Diagnosing a Stillbirth
Stillbirth is usually diagnosed during ultrasound scans at prenatal appointments. An ultrasound can detect whether a baby is moving or breathing normally. Fetal heart rate monitors can also determine a stillbirth. During labour and delivery, stillbirth is usually diagnosed after the baby has left the birth canal.
What Happens After Diagnosis of a Stillbirth?
After a woman has been diagnosed with a stillbirth, she can choose whether or not to have labour induced. It is perfectly safe to wait for labour to occur naturally, and this typically occurs within two weeks of fetal death. However, the emotional pain of carrying a stillborn baby is often too great to wait for natural labor. As a result, many women opt to have their labour induced.
Your health care provider will insert suppositories into your vagina to stimulate cervical dilation. You will also receive the hormone oxytocin to help stimulate uterine contractions. If you encounter problems delivering your baby, a cesarean section may be performed in order to prevent any serious health complications.
Finding out What Went Wrong
A stillbirth is an emotionally devastating event for any parent. Though it may seem difficult at the time, it is important for health care providers to examine your baby in order to attempt to find a cause for the stillbirth.
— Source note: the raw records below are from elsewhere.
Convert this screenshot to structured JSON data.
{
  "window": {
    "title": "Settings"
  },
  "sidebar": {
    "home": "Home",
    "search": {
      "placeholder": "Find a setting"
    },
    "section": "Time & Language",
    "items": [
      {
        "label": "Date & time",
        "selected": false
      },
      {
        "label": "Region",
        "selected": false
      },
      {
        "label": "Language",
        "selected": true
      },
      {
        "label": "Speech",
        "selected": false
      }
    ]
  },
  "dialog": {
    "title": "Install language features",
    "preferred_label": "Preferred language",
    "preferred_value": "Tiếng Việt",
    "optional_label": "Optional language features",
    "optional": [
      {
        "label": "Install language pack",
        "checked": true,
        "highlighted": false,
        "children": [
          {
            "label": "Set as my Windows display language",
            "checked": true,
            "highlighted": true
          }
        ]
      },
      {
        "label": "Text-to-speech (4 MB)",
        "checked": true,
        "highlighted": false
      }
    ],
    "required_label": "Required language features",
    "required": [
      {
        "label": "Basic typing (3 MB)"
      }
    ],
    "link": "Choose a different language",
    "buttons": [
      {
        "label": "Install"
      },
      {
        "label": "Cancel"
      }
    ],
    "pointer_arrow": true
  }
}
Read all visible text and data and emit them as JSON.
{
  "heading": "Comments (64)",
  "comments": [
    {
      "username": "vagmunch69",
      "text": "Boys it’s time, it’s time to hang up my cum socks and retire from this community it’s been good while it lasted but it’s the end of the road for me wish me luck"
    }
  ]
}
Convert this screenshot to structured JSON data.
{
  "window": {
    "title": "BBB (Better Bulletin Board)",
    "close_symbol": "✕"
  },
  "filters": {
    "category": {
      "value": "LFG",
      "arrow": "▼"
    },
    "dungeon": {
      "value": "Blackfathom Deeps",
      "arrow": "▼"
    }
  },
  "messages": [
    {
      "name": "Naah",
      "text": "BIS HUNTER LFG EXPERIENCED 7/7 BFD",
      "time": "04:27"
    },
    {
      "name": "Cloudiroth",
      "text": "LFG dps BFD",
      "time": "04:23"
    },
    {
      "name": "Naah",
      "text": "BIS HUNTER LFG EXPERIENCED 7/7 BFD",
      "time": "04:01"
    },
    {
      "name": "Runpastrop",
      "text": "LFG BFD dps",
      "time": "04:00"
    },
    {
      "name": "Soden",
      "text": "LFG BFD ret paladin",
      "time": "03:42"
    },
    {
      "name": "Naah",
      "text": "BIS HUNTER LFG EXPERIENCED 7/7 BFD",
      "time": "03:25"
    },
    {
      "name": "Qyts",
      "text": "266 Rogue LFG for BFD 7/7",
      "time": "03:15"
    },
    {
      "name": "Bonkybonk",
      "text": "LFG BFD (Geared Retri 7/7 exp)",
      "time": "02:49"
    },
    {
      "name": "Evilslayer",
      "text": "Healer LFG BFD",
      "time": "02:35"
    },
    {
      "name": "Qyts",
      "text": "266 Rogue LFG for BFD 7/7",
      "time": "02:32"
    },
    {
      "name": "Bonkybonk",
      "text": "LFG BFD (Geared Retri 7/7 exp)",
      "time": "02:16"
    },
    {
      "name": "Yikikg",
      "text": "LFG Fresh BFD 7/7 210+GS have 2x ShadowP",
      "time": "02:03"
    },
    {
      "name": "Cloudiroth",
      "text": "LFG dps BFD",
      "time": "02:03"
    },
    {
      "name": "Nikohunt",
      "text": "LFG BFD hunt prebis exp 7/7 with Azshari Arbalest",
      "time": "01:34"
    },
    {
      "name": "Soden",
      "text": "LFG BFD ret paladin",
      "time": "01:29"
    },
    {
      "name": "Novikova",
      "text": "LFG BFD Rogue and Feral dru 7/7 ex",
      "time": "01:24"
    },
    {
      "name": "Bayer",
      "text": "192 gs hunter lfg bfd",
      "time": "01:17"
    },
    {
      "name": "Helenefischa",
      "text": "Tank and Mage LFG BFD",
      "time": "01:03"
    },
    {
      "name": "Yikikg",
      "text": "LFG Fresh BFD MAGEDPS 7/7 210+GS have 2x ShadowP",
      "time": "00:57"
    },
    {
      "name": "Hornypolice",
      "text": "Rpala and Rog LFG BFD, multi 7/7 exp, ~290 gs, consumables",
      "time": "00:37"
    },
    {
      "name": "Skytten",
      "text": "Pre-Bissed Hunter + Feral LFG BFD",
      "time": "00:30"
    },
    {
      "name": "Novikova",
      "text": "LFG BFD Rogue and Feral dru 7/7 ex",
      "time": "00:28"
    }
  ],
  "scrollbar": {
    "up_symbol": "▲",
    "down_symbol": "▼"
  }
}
Blood tests and a post-mortem examination will be performed, along with an examination of your placenta. These tests can also help to predict whether or not you may face future problems with stillbirth. The vast majority of couples experience healthy pregnancies after stillbirth, although parents with genetic defects or illness may be at increased risk for subsequent stillbirths.
Also find out more about recurrent stillbirths and learn more about doctors and still birth.
Thanks to increased knowledge and better treatment of maternal conditions, the number of stillbirths occurring every year is rapidly dropping. To help decrease your risk of experiencing a stillbirth even further, here are some steps that you can take:
- Attend all Prenatal Appointments: It is important to attend regular prenatal appointments throughout your pregnancy. During these appointments, your caregiver will check to make sure your baby is developing properly and that your placenta is healthy and of normal size. Regular prenatal appointments can also help to identify any additional health problems early on.
- Monitor Baby’s Movements: After the 26th week of pregnancy, it is recommended that all pregnant women monitor their baby’s movements. Count the number of kicks that your baby makes every day. If your baby is kicking less than ten times a day, or seems to be abnormally quiet, consult your health care provider.
- Avoid Infection: Many infections responsible for stillbirth are preventable during pregnancy. Avoid handling cat litter, as there are several cat health problems, during pregnancy, and don’t eat raw or improperly cooked foods. Get tested for STDs, including chlamydia, gonorrhea, and syphilis, early in pregnancy.
- Report Pain or Bleeding: Monitor yourself for any abnormal bleeding or pains during your pregnancy. Report any of these symptoms, no matter how minor, to your health care professional.